What the exercise asks:
Could you filter the records below and keep only the lines with the word "Additional"?

(Dataset rows for apps and sites)
════════════════

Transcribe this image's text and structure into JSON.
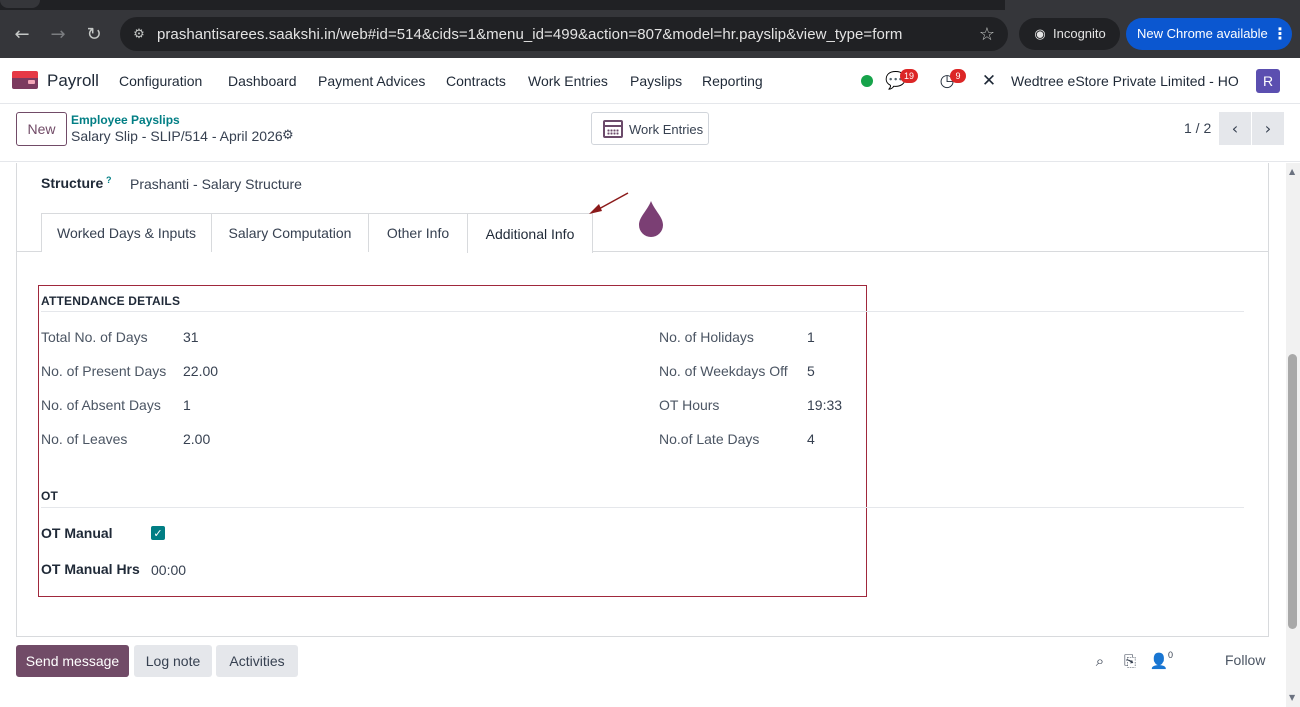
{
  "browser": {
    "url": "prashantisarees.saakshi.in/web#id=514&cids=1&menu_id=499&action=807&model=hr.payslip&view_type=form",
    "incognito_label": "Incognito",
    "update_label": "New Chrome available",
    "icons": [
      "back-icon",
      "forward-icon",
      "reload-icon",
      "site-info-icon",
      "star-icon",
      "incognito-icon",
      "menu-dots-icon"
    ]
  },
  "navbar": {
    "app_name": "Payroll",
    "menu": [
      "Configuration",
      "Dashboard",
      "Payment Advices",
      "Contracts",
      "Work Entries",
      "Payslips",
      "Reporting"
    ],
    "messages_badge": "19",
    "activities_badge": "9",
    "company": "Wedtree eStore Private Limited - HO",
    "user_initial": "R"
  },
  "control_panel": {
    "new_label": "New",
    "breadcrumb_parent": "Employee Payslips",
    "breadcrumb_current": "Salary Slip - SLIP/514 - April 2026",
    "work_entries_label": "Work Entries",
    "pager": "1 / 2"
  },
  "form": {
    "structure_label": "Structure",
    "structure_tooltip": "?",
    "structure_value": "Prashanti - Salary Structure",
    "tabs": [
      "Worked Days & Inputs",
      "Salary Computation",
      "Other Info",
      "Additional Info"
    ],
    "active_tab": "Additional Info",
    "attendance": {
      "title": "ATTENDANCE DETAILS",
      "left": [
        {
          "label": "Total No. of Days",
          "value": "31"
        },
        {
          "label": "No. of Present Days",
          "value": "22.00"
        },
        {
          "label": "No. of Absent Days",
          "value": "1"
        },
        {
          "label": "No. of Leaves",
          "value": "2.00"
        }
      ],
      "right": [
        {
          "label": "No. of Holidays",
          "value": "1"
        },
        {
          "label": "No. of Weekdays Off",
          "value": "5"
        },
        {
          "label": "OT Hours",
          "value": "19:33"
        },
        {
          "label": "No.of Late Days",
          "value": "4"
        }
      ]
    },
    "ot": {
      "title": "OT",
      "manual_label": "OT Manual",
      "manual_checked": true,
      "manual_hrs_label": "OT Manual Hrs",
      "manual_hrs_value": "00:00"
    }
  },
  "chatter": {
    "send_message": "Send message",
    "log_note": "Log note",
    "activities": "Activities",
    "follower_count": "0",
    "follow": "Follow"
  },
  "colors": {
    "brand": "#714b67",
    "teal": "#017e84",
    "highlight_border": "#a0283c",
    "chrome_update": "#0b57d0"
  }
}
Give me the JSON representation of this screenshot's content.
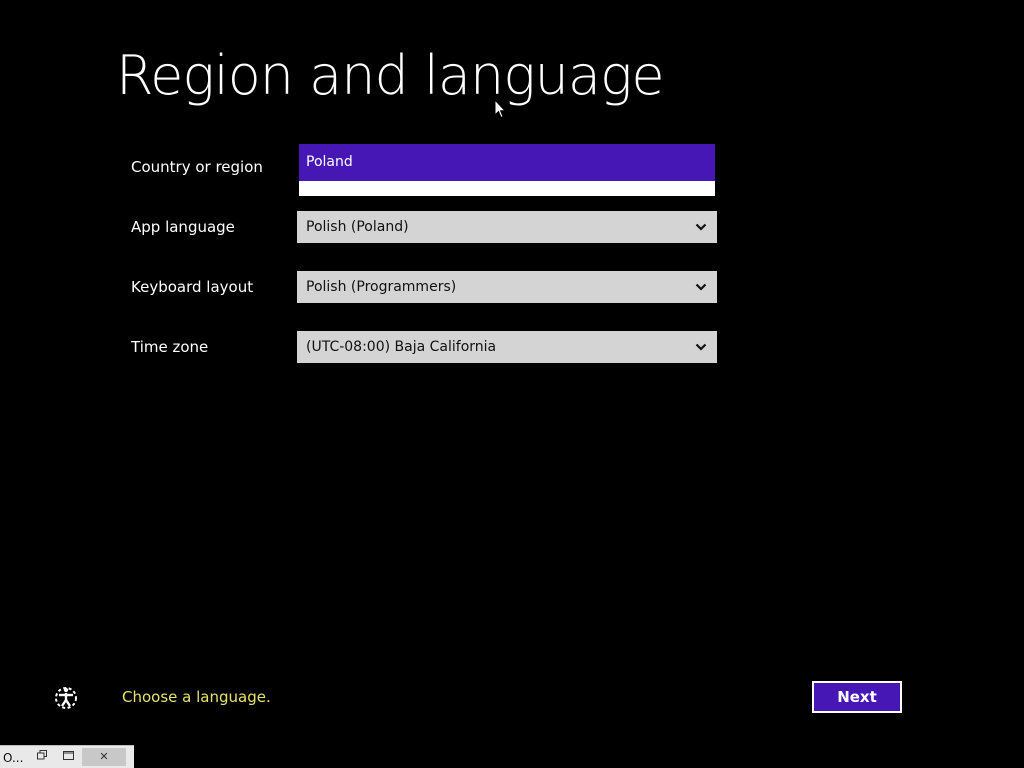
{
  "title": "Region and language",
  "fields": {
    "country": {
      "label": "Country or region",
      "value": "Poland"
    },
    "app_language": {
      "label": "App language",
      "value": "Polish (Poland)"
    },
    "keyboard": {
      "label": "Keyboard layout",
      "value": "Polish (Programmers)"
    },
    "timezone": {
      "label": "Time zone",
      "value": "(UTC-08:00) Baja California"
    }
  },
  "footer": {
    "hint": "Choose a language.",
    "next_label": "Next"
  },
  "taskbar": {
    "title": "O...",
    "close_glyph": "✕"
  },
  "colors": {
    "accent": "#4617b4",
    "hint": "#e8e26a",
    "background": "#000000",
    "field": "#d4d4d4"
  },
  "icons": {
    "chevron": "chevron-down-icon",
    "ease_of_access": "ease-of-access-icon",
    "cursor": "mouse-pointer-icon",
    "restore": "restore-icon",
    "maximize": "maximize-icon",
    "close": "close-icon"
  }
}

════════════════

Answer below:
      "Additional Info"
    "active_tab": "Additional Info",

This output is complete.